A programme of earth-themed events will accompany the installation, including a series of late night, festival-style openings, called Gaia Lates, sustainable dinners under the Earth with Chester-le-Street community café REfUSE, yoga classes, silent discos and a whole host of eco-friendly activities, such as stained glass making, nature printing, floristry workshops and Kombucha making.

Find out more about Gaia at Durham Cathedral here.

Artists and creatives are invited to be inspired by spending a day in the tranquil Cloisters of Hereford Cathedral this summer.

This summer the cathedral will be opening the Cloisters to artists on Monday 12 June, 10 July and 14 August to experience the space and create work in response to this very special location.

Summer of cathedrals: What will you discover? Hereford Creative Cloisters

Following a welcome in the Old Chapel and an opportunity to learn more about the history of the Cloisters, attendees will have full access to the Cloisters, College Hall and Canon’s Garden which leads down to the River Wye.

Artists can choose to set up location in one area for the day, or move around the spaces, and be inspired by the comings and goings and stunning views.

A sandwich lunch and tea and coffee will be provided before an opportunity to come together at the end of the day to share and discuss the work created.

Owen Towndrow, Visitor Engagement Officer, said:

“We are really excited to welcome artists and creatives into our wonderful Cloisters this summer.

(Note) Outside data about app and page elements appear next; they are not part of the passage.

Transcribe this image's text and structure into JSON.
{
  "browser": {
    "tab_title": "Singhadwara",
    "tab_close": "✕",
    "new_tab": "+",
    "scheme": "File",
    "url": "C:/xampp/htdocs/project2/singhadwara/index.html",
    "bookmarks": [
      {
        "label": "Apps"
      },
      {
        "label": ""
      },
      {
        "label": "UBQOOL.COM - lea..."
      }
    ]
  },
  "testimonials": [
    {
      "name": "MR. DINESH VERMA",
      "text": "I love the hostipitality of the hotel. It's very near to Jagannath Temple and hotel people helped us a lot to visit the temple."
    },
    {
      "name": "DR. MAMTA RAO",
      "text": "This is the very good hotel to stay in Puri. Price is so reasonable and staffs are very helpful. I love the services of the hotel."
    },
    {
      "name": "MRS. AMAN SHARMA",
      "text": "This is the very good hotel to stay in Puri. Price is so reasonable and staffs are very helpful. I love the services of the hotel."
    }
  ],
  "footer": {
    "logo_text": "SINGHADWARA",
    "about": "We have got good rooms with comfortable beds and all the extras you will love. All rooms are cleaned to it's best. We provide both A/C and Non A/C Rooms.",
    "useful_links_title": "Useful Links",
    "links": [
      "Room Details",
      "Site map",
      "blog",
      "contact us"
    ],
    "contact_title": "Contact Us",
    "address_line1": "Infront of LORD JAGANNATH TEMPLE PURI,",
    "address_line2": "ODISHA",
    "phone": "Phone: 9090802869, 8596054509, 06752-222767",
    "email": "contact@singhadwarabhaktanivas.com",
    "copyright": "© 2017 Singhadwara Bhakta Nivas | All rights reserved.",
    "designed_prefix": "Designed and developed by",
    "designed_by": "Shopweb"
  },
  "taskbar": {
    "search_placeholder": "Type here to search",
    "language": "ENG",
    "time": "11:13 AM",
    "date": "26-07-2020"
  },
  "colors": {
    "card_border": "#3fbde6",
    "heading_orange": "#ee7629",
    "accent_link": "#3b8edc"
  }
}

For those of us who work in the Cloisters on a daily basis, we perhaps take for granted how beautiful they are and the opportunity to share this space through a creative perspective is something we are all looking forward to. For centuries the Cloisters have been an inspiration and it’s a privilege to be able to continue this tradition today.”

The Creative Cloisters session takes place from 10am – 2.30pm and costs £15 (including lunch and hot drinks). Advanced booking is essential via the cathedral website and artists are asked to provide their own equipment.

More details can be found here.

These are just some of the events that are taking place in our cathedrals this summer alongside a daily programme of worship and prayer.

Please check out your local cathedral for what’s on this summer here.